→ Task brief
Every line below that has the string "enabled" needs to be copied.

(Website and app data records)
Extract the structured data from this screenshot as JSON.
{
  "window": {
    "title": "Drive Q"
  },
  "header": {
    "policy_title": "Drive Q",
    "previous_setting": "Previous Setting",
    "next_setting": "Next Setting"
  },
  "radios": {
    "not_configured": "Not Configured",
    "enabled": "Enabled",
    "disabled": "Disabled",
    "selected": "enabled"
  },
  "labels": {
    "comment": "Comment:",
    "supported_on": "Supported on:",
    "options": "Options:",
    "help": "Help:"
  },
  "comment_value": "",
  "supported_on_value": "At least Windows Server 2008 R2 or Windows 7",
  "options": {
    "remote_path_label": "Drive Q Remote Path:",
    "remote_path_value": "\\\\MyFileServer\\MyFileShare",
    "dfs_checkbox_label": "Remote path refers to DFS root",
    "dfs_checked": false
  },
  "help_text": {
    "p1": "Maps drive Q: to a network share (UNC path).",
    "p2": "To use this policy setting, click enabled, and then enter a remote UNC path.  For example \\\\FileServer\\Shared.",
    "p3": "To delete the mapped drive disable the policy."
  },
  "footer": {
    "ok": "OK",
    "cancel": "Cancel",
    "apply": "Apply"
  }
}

→ Result for this exercise
    "enabled": "Enabled",
    "selected": "enabled"
    "p2": "To use this policy setting, click enabled, and then enter a remote UNC path.  For example \\\\FileServer\\Shared.",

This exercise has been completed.